That steely determination and calm head inside the ring against Klitschko, of course, was sullied after the Munich fracas, a sentiment not lost on the East London crowd who booed Chisora on his way to the ring. Chisora took a while to get going as Haye, a picture of undeterred concentration, controlled the ring and worked his jab.

It seemed Chisora was looking for one big shot, and his eagerness to march Haye into the ropes paid off in the third when he connected with an overhand right, one of his most utilized trademarks. The fourth round, though, brought about Chisora’s most spiteful, hurtful attacks. Indeed, he was on a roll at the bell and, lamentably, caught Haye flush on the jaw with a lunging right after the bell sounded.

That was Haye’s wake up call. The Bermondsey fighter was making Chisora miss and dropped him with two swinging hooks as Chisora, showing his tactical naivety, blundered towards the ropes hoping for an advantage. After an eight count, Haye surged in with a blur of thudding hooks to the body and jaw. Chisora flailed at will then collapsed to the canvas, forming the most damning of sights for any boxer. Haye became the first man to knock out Chisora, the first man to break both his iron chin and immovable will.

During the post-fight press conference, there were no tripods, threats or scuffles, just Haye talking about how much respect he’d gained for Chisora. The wonderful thing about boxing, particularly a fight such as this, is that many times both the victor and the loser exit the ring drawing acclaim from pundits and fans alike for their efforts. For any sportsman to train hard, prepare for one opponent, and alienate themselves from friends, family and society for months before a fight is such a commendable task.

Of course, Chisora merely managed to prolong his reputation as a nearly man here. Since his surrender against Tyson Fury in 2011, Chisora has turned his career around and set his sights on bigger challenges, as well as a more focussed, disciplined approach to his work. His efforts against Klitschko and Haye were genuine and admirable, but it’s sad to see a fighter of Chisora’s standing slide down the ladder due to a seemingly chronic inability to win fights.

During the Klitschko fight, Chisora found inroads to both attack and ask Vitali questions – something barely anyone can do these days – but he lacked a certain cutting edge, verve or power. The Haye fight, it must be said, followed a similar pattern. Chisora advanced in hope of a heavy right hand but his inability to trade on the inside let him down. He hit Haye with good shots in the third and fourth – before and after the bell, that is – but his lack of power told. A record of nine knockouts in 19 professional contests, especially for a heavyweight like Chisora, does not lead to images of an explosive puncher.  

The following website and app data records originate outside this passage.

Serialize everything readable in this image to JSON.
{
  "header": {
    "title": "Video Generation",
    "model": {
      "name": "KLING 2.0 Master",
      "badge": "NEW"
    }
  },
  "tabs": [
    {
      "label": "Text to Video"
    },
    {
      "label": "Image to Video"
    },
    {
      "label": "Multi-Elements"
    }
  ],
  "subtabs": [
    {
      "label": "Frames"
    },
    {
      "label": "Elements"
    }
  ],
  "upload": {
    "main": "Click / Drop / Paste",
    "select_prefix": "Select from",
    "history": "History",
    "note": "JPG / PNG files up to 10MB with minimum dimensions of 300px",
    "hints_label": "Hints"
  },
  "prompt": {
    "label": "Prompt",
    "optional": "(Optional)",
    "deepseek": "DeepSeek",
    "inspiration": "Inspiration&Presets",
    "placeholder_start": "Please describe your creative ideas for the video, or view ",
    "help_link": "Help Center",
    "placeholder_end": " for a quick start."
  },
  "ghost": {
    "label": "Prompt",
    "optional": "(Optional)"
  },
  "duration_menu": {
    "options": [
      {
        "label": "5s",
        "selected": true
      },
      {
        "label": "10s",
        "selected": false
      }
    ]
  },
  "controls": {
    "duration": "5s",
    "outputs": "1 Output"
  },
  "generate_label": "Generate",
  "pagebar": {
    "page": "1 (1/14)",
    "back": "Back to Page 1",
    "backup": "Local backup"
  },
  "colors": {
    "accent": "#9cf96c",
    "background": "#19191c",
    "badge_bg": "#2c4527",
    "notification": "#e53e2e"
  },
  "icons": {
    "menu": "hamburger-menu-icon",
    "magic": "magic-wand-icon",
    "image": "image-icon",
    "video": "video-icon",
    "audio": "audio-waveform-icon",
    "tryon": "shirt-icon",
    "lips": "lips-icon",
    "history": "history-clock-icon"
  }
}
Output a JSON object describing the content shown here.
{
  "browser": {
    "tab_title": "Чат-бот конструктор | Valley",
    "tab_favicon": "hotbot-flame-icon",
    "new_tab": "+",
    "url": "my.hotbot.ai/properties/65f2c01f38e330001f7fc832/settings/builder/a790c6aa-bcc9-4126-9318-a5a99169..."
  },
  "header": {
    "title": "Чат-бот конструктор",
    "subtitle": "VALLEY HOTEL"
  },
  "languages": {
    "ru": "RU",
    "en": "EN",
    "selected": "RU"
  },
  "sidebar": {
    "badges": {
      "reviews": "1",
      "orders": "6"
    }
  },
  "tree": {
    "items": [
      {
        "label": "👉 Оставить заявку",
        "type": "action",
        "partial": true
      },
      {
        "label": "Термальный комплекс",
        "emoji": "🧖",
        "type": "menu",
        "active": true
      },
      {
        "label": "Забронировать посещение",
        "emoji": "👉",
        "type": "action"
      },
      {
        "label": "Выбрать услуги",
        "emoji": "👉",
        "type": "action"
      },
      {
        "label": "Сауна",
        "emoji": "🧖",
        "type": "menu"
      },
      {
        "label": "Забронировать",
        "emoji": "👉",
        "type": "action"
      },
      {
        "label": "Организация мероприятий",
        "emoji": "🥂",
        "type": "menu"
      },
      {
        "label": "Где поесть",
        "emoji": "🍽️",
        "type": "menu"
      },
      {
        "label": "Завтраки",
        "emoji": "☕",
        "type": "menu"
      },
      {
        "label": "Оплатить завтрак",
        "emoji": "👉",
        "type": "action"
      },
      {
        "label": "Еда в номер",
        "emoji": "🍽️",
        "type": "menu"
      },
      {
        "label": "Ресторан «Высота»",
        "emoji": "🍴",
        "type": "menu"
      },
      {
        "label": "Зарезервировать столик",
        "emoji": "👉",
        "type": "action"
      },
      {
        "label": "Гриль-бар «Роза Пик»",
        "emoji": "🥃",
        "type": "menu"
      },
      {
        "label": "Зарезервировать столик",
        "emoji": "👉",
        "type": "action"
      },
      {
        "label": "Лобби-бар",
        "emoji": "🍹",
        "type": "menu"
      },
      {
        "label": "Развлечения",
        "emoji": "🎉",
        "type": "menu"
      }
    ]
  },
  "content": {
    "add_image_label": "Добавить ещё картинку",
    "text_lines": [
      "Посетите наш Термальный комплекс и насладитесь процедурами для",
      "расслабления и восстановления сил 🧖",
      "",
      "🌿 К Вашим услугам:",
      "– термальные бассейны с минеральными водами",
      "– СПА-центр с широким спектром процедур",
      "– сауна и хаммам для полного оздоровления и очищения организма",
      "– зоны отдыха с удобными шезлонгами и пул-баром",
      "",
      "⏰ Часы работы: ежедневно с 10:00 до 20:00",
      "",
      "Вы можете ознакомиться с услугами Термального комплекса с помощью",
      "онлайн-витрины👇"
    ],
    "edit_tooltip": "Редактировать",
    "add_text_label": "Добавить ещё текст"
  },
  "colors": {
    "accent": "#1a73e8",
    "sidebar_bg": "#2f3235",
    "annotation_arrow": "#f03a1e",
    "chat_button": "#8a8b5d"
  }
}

Chisora’s plight illustrates the unforgiving, fickle nature of boxing perfectly. Boxing rewards resolve, heart and mental fortitude, but not for the loser. Sports are rarely as black-and-white in their outcomes as boxing.

Throughout his career, Chisora has quietly beaten his way through the domestic heavyweight scene, challenged for a world title, and battled manfully against Haye, Britain’s greatest heavyweight since Lennox Lewis. However, he’ll still be remembered as man who came second best, repeatedly, on the biggest stage.

In the last year, granted, Chisora has improved at an arresting rate like few British heavyweights before him. Sadly, it hasn’t been good enough. Chisora is such a polarising character and his last few fights have stirred the soul enough to keep him as an attractive draw for promoters and fans alike – only what level will this be at?

A fight for David Price’s Commonwealth and British titles could be a well needed step up for Price, whereas a rematch with Robert Helenius or a test against Tor Hamer, the recent Prizefighter winner, could also happen. The Haye fight, of course, reaffirmed Chisora’s mettle and dedication to the cause but it’s the same outcome – all the potential in the world but no end product. 

By Alistair Hendrie